I therefore can understand the imposition of a 25-year time limit only as a holding that the deference the Court pays to the Law School’s educational judgments and refusal to change its admissions policies will itself expire. At that point these policies will clearly have failed to “‘eliminate the [perceived] need for any racial or ethnic'” discrimination because the academic credentials gap will still be there. [citation omitted] The Court defines this time limit in terms of narrow tailoring, [internal citation omitted] but I believe this arises from its refusal to define rigorously the broad state interest vindicated today. [internal citation omitted]. With these observations, I join the last sentence of Part III of the opinion of the Court.
For the immediate future, however, the majority has placed its imprimatur on a practice that can only weaken the principle of equality embodied in the Declaration of Independence and the Equal Protection Clause. “Our Constitution is color-blind, and neither knows nor tolerates classes among citizens.” Plessy v. Ferguson, 163 U.S. 527, 559, […] (1896) (Harlan, J., dissenting). It has been nearly 140 years since Frederick Douglass asked the intellectual ancestors of the Law School to “[d]o nothing with us!” and the Nation adopted the Fourteenth Amendment. Now we must wait another 25 years to see this principle of equality vindicated. I therefore respectfully dissent from the remainder of the Court’s opinion and the judgment.
The time is now. The DOJ’s Civil Rights Division will begin pursuing schools engaging in this hideous practice.
WASHINGTON — The Trump administration is preparing to redirect resources of the Justice Department’s civil rights division toward investigating and suing universities over affirmative action admissions policies deemed to discriminate against white applicants, according to a document obtained by The New York Times.
The document, an internal announcement to the civil rights division, seeks current lawyers interested in working for a new project on “investigations and possible litigation related to intentional race-based discrimination in college and university admissions.”
The announcement suggests that the project will be run out of the division’s front office, where the Trump administration’s political appointees work, rather than its Educational Opportunities Section, which is run by career civil servants and normally handles work involving schools and universities.
The document does not explicitly identify whom the Justice Department considers at risk of discrimination because of affirmative action admissions policies. But the phrasing it uses, “intentional race-based discrimination,” cuts to the heart of programs designed to bring more minority students to university campuses.
Supporters and critics of the project said it was clearly targeting admissions programs that can give members of generally disadvantaged groups, like black and Latino students, an edge over other applicants with comparable or higher test scores.
The project is another sign that the civil rights division is taking on a conservative tilt under President Trump and Attorney General Jeff Sessions. It follows other changes in Justice Department policy on voting rights, gay rights and police reforms.

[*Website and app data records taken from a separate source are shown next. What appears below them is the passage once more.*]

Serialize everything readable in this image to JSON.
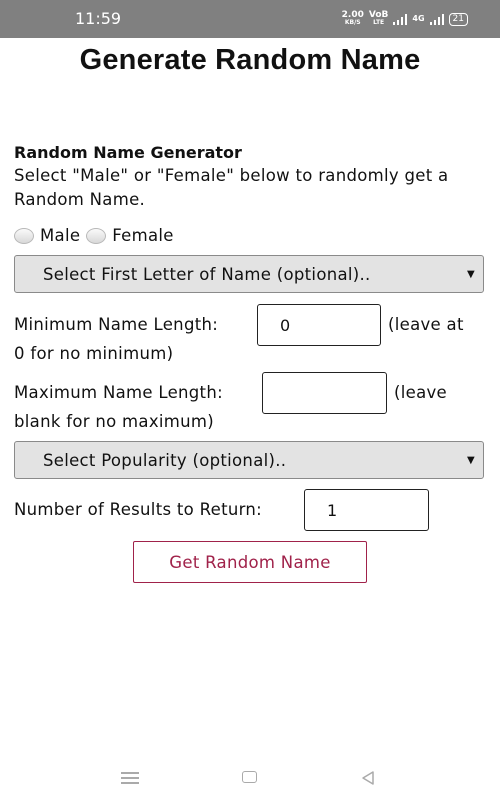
{
  "status_bar": {
    "time": "11:59",
    "speed_value": "2.00",
    "speed_unit": "KB/S",
    "volte_top": "VoB",
    "volte_bottom": "LTE",
    "network": "4G",
    "battery": "21"
  },
  "page": {
    "title": "Generate Random Name"
  },
  "form": {
    "section_title": "Random Name Generator",
    "intro": "Select \"Male\" or \"Female\" below to randomly get a Random Name.",
    "gender_options": [
      "Male",
      "Female"
    ],
    "first_letter_select": "Select First Letter of Name (optional)..",
    "min_length_label": "Minimum Name Length:",
    "min_length_value": "0",
    "min_length_hint_1": "(leave at",
    "min_length_hint_2": "0 for no minimum)",
    "max_length_label": "Maximum Name Length:",
    "max_length_value": "",
    "max_length_hint_1": "(leave",
    "max_length_hint_2": "blank for no maximum)",
    "popularity_select": "Select Popularity (optional)..",
    "results_label": "Number of Results to Return:",
    "results_value": "1",
    "submit_label": "Get Random Name"
  },
  "colors": {
    "status_bar_bg": "#808080",
    "button_accent": "#a0224a",
    "select_bg": "#e3e3e3"
  },
  "icons": {
    "nav_menu": "menu-icon",
    "nav_home": "home-icon",
    "nav_back": "back-icon"
  }
}
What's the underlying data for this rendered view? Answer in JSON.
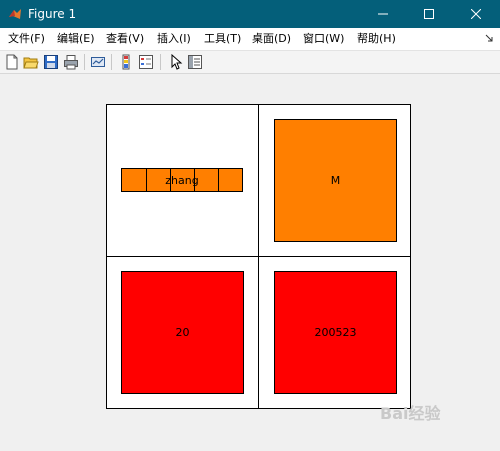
{
  "window": {
    "title": "Figure 1"
  },
  "menu": [
    "文件(F)",
    "编辑(E)",
    "查看(V)",
    "插入(I)",
    "工具(T)",
    "桌面(D)",
    "窗口(W)",
    "帮助(H)"
  ],
  "toolbar_icons": [
    "new-figure-icon",
    "open-file-icon",
    "save-icon",
    "print-icon",
    "link-plot-icon",
    "colorbar-icon",
    "legend-icon",
    "select-arrow-icon",
    "property-inspector-icon"
  ],
  "panels": {
    "name_label": "zhang",
    "gender_label": "M",
    "age_label": "20",
    "id_label": "200523"
  },
  "colors": {
    "orange": "#ff7f00",
    "red": "#ff0000",
    "titlebar": "#045f7a"
  },
  "watermark": {
    "text": "Bai经验"
  }
}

Roger Clegg, a former top official in the civil rights division during the Reagan administration and the first Bush administration who is now the president of the conservative Center for Equal Opportunity, called the project a “welcome” and “long overdue” development as the United States becomes increasingly multiracial.
“The civil rights laws were deliberately written to protect everyone from discrimination, and it is frequently the case that not only are whites discriminated against now, but frequently Asian-Americans are as well,” he said.

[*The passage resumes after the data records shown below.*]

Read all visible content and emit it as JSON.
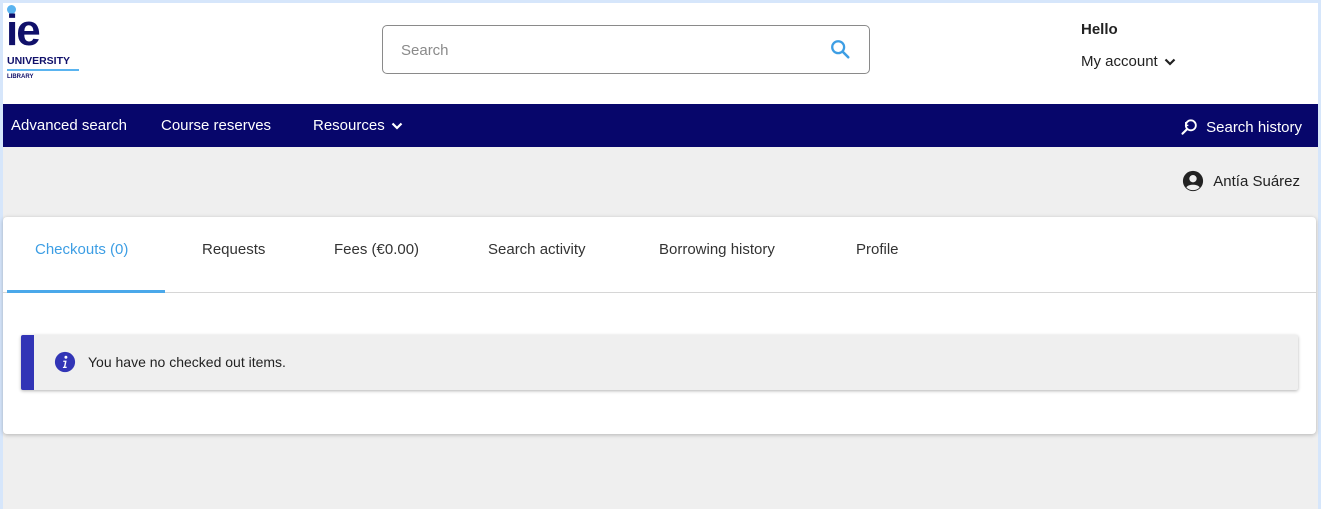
{
  "header": {
    "logo": {
      "brand": "ie",
      "line1": "UNIVERSITY",
      "line2": "LIBRARY"
    },
    "search": {
      "placeholder": "Search",
      "value": ""
    },
    "greeting": "Hello",
    "account_label": "My account"
  },
  "nav": {
    "items": [
      {
        "label": "Advanced search"
      },
      {
        "label": "Course reserves"
      },
      {
        "label": "Resources"
      }
    ],
    "search_history": "Search history"
  },
  "user": {
    "name": "Antía Suárez"
  },
  "tabs": [
    {
      "label": "Checkouts (0)",
      "active": true
    },
    {
      "label": "Requests"
    },
    {
      "label": "Fees (€0.00)"
    },
    {
      "label": "Search activity"
    },
    {
      "label": "Borrowing history"
    },
    {
      "label": "Profile"
    }
  ],
  "alert": {
    "message": "You have no checked out items."
  },
  "colors": {
    "nav": "#07066b",
    "accent": "#4aa8ea",
    "brand": "#10106a",
    "alert_bar": "#3235b6"
  }
}
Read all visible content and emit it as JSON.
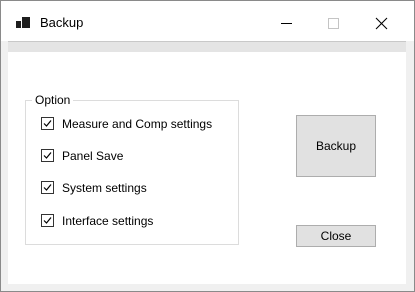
{
  "window": {
    "title": "Backup"
  },
  "group": {
    "label": "Option"
  },
  "options": [
    {
      "label": "Measure and Comp settings",
      "checked": true
    },
    {
      "label": "Panel Save",
      "checked": true
    },
    {
      "label": "System settings",
      "checked": true
    },
    {
      "label": "Interface settings",
      "checked": true
    }
  ],
  "buttons": {
    "backup_label": "Backup",
    "close_label": "Close"
  },
  "icons": {
    "app": "app-icon",
    "minimize": "minimize-icon",
    "maximize": "maximize-icon",
    "close": "close-icon",
    "check": "checkmark-icon"
  }
}
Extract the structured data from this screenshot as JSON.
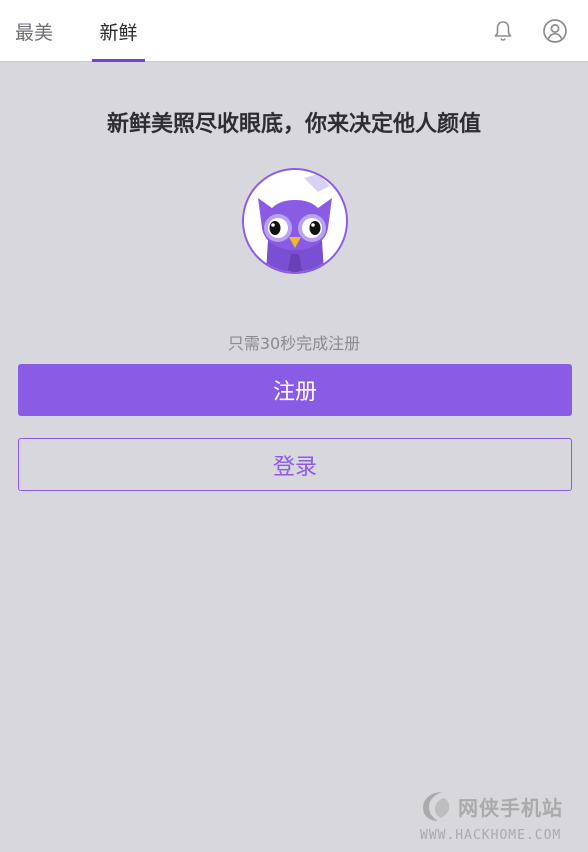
{
  "tabs": [
    {
      "label": "最美",
      "active": false
    },
    {
      "label": "新鲜",
      "active": true
    }
  ],
  "header_icons": {
    "notifications": "bell-icon",
    "profile": "user-circle-icon"
  },
  "main": {
    "headline": "新鲜美照尽收眼底，你来决定他人颜值",
    "avatar": "owl-mascot",
    "hint": "只需30秒完成注册",
    "register_label": "注册",
    "login_label": "登录"
  },
  "watermark": {
    "name": "网侠手机站",
    "url": "WWW.HACKHOME.COM"
  },
  "colors": {
    "accent": "#8a5ce6",
    "tab_indicator": "#7a3fd6",
    "background": "#d7d7dd"
  }
}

I once brushed off the possible chance to work for the DOJ. This is one of the few times I wish I had gone through and was still there. I’d volunteer in a heartbeat.